As three weeks of Adelaide’s only festivities and nightlife have already passed, local citizens are beginning to prepare for the tumbleweed which will once again flow through the parklands and onto the city’s streets.
During the months of February and March or “Mad March” — South Australia rolls its slow, big country town reputation under the rug and seemingly comes to life as the state attempts to pack all its potential fun into a single five-week block.
Besides Adelaide Oval’s December test cricket match, it’s the only time of the year when people from all parts of the world (from Salisbury to Burnside) come together in unity to share the same social spaces.
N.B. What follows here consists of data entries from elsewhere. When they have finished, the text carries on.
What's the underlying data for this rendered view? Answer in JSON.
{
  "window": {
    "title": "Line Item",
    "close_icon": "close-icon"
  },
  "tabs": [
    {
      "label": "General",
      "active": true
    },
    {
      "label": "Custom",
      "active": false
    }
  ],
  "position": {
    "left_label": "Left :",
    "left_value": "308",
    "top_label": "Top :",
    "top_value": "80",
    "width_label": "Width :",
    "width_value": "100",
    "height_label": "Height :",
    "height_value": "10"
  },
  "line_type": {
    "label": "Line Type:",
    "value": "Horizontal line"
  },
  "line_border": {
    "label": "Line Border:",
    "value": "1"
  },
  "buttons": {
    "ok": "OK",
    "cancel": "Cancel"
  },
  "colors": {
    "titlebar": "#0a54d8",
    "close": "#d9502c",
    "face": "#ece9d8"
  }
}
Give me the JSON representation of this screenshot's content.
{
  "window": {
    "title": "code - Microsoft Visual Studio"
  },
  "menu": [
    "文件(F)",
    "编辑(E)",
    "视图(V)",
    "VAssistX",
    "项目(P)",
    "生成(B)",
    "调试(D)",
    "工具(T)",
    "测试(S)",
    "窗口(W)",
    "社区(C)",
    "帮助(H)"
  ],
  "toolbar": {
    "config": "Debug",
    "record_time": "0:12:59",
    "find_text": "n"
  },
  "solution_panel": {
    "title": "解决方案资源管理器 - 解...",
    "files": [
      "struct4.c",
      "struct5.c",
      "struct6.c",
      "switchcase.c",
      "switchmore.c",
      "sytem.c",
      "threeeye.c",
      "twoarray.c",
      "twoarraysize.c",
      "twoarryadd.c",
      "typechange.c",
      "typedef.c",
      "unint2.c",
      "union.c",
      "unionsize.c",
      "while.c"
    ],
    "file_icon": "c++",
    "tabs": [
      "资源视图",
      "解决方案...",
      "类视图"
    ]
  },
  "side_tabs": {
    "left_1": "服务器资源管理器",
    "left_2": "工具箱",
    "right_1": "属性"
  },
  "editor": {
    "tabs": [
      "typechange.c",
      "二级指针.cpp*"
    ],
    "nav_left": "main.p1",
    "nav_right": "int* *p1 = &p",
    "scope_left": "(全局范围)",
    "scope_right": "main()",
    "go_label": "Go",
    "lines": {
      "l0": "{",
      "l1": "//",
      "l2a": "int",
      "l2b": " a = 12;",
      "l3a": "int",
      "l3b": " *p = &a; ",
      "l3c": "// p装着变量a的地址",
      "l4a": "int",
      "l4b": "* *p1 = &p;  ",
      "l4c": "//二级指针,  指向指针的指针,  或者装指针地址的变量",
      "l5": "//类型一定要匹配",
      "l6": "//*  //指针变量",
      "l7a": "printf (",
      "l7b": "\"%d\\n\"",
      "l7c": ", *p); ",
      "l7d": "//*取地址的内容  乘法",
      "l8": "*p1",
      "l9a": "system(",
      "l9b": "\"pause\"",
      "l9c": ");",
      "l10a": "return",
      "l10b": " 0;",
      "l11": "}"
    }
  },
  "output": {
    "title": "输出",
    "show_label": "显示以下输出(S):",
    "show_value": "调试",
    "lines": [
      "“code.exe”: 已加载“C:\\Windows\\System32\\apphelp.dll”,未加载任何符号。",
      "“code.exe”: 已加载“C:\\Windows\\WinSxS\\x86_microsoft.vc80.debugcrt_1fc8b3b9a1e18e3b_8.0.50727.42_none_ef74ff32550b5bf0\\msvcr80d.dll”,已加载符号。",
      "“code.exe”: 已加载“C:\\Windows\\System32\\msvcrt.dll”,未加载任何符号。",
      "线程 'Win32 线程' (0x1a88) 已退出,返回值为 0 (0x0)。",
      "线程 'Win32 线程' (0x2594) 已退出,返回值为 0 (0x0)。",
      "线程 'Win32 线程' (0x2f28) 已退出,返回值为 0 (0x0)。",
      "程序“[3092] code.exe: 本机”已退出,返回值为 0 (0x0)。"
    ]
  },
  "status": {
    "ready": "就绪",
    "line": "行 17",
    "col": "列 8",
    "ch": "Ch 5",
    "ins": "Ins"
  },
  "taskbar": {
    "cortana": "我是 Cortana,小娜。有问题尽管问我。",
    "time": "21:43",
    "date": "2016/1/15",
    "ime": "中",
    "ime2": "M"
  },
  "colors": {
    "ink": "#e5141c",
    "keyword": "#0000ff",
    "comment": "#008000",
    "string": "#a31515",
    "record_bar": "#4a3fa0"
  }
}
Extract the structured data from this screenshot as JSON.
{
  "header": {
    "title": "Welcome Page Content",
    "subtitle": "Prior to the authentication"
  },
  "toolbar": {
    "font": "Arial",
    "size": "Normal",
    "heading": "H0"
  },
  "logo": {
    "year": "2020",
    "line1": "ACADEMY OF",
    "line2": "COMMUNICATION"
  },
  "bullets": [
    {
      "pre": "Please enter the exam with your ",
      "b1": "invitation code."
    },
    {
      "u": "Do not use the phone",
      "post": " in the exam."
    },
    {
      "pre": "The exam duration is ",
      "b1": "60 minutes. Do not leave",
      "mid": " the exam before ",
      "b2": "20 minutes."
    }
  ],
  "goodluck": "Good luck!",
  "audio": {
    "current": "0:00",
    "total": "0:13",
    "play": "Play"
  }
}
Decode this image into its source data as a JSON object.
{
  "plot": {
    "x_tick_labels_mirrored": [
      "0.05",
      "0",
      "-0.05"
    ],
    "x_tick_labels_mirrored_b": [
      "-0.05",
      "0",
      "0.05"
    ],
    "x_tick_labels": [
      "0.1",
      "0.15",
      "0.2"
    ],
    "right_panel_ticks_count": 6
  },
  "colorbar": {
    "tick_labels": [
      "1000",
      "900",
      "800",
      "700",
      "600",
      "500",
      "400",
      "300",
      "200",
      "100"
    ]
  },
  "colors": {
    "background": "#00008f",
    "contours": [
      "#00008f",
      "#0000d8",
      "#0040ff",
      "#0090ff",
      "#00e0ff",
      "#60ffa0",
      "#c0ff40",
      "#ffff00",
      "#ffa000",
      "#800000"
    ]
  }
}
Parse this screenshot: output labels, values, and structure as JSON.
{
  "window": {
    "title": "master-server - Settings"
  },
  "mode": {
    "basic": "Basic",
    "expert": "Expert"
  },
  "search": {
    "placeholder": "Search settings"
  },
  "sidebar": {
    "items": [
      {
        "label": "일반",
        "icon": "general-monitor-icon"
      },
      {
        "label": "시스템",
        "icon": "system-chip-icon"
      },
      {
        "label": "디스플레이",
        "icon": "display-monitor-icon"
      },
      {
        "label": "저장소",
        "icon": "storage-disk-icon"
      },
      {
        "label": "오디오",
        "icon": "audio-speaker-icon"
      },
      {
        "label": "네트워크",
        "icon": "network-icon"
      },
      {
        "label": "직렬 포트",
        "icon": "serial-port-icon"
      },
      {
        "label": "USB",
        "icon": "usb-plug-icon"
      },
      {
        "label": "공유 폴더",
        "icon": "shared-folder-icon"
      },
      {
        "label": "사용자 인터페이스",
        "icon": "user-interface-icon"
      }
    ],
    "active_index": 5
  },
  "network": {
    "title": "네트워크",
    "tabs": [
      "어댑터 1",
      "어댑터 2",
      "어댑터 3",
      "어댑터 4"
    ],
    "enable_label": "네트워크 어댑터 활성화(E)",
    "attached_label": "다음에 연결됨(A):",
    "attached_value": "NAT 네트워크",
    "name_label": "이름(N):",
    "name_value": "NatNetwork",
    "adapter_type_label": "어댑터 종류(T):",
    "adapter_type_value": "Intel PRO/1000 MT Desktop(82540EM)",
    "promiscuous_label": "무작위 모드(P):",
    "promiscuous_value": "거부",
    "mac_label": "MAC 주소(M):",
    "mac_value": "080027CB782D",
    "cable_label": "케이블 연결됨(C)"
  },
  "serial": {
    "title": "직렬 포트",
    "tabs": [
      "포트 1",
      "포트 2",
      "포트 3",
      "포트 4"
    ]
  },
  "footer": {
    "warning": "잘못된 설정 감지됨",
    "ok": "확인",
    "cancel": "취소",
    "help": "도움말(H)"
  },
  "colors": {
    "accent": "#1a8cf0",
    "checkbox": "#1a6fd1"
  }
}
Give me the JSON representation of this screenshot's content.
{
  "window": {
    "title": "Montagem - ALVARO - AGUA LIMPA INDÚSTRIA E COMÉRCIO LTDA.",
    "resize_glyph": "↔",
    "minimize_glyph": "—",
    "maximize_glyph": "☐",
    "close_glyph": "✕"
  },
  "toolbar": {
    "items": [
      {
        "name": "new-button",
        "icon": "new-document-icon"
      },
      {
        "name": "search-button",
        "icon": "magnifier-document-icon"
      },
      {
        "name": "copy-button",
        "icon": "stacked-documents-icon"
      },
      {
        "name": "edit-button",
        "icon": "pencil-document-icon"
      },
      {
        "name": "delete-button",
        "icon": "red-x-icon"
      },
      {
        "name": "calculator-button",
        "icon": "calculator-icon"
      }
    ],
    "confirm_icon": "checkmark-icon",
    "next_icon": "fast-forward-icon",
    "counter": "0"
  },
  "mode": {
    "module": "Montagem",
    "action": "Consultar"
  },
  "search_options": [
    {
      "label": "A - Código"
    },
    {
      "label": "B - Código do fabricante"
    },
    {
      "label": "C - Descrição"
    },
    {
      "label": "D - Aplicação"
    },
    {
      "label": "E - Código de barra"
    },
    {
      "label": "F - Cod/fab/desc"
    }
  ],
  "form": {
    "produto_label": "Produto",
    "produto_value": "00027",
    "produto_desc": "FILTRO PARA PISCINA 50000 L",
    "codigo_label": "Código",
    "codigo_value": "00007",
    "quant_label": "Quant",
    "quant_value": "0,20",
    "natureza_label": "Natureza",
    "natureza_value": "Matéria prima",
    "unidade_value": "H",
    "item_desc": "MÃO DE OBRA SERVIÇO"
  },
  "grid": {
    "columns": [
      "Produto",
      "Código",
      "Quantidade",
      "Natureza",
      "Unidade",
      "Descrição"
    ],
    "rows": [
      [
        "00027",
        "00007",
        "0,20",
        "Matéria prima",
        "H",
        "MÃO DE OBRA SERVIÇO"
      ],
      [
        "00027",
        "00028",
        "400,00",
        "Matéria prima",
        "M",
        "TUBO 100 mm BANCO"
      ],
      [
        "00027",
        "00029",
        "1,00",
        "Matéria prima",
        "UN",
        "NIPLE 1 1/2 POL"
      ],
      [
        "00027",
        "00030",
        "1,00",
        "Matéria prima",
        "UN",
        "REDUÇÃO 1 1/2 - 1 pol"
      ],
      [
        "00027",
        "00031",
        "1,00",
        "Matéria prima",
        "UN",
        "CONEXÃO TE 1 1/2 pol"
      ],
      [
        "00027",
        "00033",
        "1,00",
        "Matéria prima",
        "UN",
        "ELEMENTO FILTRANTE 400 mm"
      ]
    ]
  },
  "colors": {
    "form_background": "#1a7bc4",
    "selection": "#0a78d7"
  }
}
For the majority of young Adelaideans, an informal weekend circuit is established between the Royal Croquet Club, the Garden of Unearthly Delights and Gluttony — three areas that allow youths to throw away their part-time earnings on paper cups filled with spiced rum, Pimm’s and whatever else sounds appealing to the stereotypical “vodka-lemonade (no ice)” drinking folk.
One university student Mitch, 22, has only just begun coming to terms with the fact that the Fringe Festival will not last forever.
“The dark days will return,” he said.
“And I will be forced to retreat to Hindley.”
When March 18 hits and the lights go out, Adelaideans will unfortunately wake up to a city that closes at 5pm each evening.
In the anticipation of the inevitable comedown, South Australia’s leading psychologist is warning Adelaideans to ensure they prepare themselves
“I recommend that the people of Adelaide begin reintroducing their usual weekend activities as a method of weaning down from the adrenaline Mad March provides,” Flinders University psychologist, Dr Robert Schneiderlinkovsky said.
“It may be difficult for some to come to terms with — but even one beer at your local, a stroll up Lofty, or returning to your favourite Chinese takeaway joint will go a long way in relieving the initial pain instigated come the month of April.”